TASK STATEMENT
The answer should consist of each line below that contains the word "text".

Records excerpted from a collection
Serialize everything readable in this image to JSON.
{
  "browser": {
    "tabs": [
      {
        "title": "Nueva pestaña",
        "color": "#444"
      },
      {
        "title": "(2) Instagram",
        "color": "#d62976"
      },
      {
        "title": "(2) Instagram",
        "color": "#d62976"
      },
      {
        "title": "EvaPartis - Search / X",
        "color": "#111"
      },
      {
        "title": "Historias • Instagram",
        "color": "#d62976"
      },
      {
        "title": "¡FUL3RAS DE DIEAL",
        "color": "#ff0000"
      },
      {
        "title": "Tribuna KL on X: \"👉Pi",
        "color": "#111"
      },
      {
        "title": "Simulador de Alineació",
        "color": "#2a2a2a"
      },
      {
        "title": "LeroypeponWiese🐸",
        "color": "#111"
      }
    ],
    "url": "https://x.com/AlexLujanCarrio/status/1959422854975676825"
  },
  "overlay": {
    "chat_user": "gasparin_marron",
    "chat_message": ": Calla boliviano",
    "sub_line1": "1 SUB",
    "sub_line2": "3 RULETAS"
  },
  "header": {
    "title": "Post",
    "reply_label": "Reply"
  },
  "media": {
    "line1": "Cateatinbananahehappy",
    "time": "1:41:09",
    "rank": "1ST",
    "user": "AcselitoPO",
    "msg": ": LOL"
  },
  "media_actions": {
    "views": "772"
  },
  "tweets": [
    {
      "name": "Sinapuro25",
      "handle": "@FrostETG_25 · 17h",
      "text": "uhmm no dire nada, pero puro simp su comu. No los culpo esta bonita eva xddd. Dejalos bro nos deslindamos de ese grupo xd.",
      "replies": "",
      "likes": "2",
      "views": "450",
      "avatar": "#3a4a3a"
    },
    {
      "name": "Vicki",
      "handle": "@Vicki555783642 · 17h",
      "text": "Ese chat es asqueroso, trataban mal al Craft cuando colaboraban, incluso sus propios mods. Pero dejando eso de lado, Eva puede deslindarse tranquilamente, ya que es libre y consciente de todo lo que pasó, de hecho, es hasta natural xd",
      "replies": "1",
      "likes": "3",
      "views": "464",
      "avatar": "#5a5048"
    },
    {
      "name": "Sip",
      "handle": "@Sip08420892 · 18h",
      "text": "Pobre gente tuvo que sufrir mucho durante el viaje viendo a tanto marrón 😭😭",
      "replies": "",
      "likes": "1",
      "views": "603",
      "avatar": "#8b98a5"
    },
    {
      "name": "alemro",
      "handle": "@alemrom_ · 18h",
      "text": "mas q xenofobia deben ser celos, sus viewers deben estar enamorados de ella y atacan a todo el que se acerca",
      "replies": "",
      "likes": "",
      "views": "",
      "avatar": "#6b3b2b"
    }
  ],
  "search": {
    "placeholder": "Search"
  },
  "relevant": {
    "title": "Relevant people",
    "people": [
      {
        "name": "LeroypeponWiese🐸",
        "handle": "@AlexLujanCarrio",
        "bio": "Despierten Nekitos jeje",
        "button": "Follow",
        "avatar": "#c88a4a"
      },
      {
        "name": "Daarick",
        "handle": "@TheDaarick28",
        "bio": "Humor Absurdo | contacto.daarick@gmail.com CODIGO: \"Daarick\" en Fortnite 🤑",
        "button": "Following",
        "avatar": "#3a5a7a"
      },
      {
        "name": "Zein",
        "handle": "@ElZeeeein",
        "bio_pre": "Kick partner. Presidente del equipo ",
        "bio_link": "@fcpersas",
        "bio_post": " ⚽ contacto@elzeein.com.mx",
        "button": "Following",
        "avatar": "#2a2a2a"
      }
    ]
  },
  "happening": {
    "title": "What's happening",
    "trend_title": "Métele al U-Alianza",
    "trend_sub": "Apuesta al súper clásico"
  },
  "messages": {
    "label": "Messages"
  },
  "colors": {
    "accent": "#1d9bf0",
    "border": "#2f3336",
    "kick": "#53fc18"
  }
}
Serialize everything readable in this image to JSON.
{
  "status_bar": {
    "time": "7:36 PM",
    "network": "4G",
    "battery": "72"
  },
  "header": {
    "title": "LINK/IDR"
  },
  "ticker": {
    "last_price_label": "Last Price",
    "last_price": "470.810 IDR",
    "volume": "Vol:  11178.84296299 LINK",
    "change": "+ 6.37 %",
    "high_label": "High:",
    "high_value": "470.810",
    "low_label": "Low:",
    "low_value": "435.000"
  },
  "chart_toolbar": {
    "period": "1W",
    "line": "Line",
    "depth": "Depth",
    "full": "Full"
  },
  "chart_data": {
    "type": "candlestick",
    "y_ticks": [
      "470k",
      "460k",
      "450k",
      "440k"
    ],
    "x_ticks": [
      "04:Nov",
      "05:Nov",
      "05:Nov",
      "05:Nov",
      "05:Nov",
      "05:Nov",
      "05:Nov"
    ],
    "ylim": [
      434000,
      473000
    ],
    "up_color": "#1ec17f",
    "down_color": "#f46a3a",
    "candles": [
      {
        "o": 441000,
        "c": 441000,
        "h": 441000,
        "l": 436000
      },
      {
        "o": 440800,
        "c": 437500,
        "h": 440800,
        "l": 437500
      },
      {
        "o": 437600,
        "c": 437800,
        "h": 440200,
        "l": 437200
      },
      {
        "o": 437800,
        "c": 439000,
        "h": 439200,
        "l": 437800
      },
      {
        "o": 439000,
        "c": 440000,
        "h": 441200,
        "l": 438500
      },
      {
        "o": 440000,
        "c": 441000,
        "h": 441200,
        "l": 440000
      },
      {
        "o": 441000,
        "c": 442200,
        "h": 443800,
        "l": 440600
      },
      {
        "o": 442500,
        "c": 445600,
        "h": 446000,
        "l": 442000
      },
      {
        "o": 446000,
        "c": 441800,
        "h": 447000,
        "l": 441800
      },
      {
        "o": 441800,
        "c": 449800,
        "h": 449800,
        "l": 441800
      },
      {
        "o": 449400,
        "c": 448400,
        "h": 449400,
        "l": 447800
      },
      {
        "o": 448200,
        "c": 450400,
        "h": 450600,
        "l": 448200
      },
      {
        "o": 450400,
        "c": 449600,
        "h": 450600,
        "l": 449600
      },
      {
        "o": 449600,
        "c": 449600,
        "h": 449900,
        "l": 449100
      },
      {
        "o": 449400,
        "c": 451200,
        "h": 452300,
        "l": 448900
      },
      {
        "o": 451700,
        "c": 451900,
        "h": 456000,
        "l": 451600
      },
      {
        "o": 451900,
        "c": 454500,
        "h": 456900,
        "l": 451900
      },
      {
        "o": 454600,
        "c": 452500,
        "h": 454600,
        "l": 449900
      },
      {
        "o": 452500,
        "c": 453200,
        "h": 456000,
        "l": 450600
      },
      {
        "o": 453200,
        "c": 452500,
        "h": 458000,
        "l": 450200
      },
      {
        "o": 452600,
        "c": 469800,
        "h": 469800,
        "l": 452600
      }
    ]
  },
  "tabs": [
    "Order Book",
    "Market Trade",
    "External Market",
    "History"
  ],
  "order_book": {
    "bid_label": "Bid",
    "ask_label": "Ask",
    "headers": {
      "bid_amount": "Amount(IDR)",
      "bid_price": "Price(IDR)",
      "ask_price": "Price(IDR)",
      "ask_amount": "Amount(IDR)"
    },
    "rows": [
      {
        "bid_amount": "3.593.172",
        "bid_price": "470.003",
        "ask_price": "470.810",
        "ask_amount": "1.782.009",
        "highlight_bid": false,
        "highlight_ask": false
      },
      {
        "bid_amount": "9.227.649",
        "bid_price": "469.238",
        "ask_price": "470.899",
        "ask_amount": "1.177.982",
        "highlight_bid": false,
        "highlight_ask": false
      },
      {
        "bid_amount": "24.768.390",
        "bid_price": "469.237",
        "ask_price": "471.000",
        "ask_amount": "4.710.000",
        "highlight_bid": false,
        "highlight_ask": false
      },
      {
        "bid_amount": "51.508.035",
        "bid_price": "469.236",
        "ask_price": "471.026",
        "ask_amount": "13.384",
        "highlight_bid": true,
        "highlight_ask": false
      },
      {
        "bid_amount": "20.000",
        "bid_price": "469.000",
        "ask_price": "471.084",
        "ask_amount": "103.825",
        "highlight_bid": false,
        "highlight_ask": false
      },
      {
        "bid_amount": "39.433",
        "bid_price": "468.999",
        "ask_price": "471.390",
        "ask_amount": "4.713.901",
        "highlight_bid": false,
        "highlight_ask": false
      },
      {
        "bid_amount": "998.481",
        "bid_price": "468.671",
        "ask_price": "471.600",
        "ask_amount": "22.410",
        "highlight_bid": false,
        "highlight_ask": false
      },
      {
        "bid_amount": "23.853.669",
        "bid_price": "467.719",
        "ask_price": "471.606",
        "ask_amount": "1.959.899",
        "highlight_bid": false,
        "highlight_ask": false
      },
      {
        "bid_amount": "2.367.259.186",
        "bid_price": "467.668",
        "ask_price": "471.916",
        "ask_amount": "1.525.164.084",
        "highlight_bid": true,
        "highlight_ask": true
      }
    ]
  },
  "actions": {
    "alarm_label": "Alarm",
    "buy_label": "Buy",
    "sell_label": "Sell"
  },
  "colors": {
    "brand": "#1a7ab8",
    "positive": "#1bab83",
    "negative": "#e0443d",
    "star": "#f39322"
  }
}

FINISHED TASK
      "text": "uhmm no dire nada, pero puro simp su comu. No los culpo esta bonita eva xddd. Dejalos bro nos deslindamos de ese grupo xd.",
      "text": "Ese chat es asqueroso, trataban mal al Craft cuando colaboraban, incluso sus propios mods. Pero dejando eso de lado, Eva puede deslindarse tranquilamente, ya que es libre y consciente de todo lo que pasó, de hecho, es hasta natural xd",
      "text": "Pobre gente tuvo que sufrir mucho durante el viaje viendo a tanto marrón 😭😭",
      "text": "mas q xenofobia deben ser celos, sus viewers deben estar enamorados de ella y atacan a todo el que se acerca",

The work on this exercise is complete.